Data items:
+ + + + +
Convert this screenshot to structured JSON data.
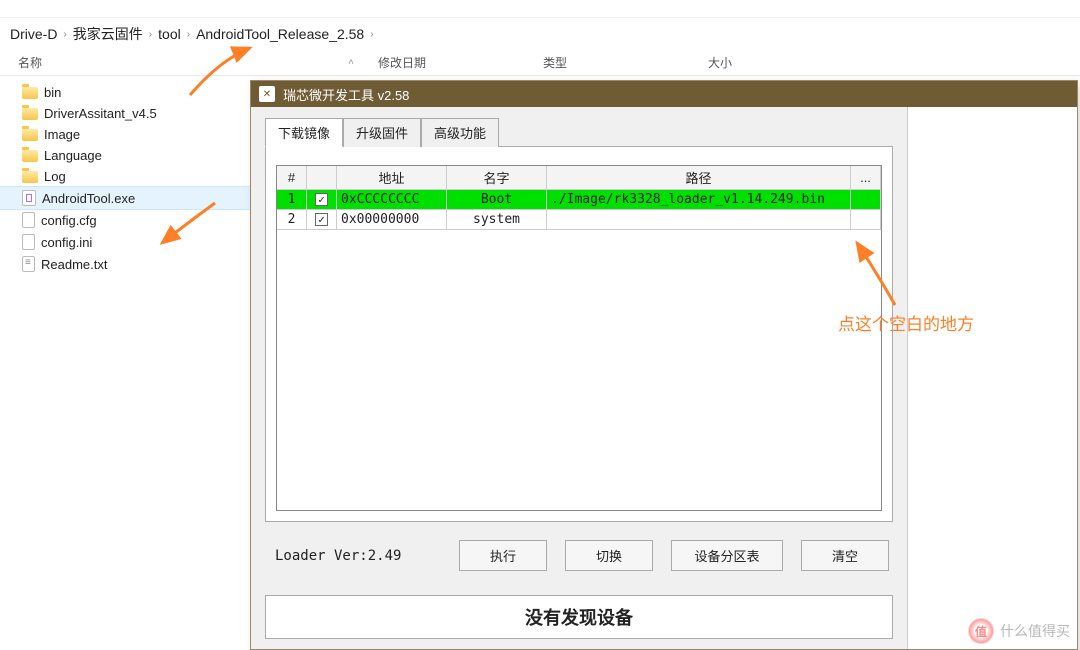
{
  "toolbar_hints": [
    "",
    "",
    "",
    ""
  ],
  "breadcrumb": [
    "Drive-D",
    "我家云固件",
    "tool",
    "AndroidTool_Release_2.58"
  ],
  "columns": {
    "name": "名称",
    "modified": "修改日期",
    "type": "类型",
    "size": "大小"
  },
  "files": [
    {
      "name": "bin",
      "kind": "folder"
    },
    {
      "name": "DriverAssitant_v4.5",
      "kind": "folder"
    },
    {
      "name": "Image",
      "kind": "folder"
    },
    {
      "name": "Language",
      "kind": "folder"
    },
    {
      "name": "Log",
      "kind": "folder"
    },
    {
      "name": "AndroidTool.exe",
      "kind": "exe",
      "selected": true
    },
    {
      "name": "config.cfg",
      "kind": "file"
    },
    {
      "name": "config.ini",
      "kind": "file"
    },
    {
      "name": "Readme.txt",
      "kind": "txt"
    }
  ],
  "tool": {
    "title": "瑞芯微开发工具 v2.58",
    "tabs": [
      "下载镜像",
      "升级固件",
      "高级功能"
    ],
    "grid_headers": {
      "num": "#",
      "chk": "",
      "addr": "地址",
      "name": "名字",
      "path": "路径",
      "ext": "..."
    },
    "rows": [
      {
        "num": "1",
        "checked": true,
        "addr": "0xCCCCCCCC",
        "name": "Boot",
        "path": "./Image/rk3328_loader_v1.14.249.bin",
        "highlight": true
      },
      {
        "num": "2",
        "checked": true,
        "addr": "0x00000000",
        "name": "system",
        "path": "",
        "highlight": false
      }
    ],
    "loader_ver": "Loader Ver:2.49",
    "buttons": {
      "run": "执行",
      "switch": "切换",
      "parttable": "设备分区表",
      "clear": "清空"
    },
    "status": "没有发现设备"
  },
  "annotation": "点这个空白的地方",
  "watermark": {
    "badge": "值",
    "text": "什么值得买"
  }
}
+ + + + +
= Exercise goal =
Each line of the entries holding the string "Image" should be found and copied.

= Reply to the exercise =
      "name": "Image",
        "path": "./Image/rk3328_loader_v1.14.249.bin",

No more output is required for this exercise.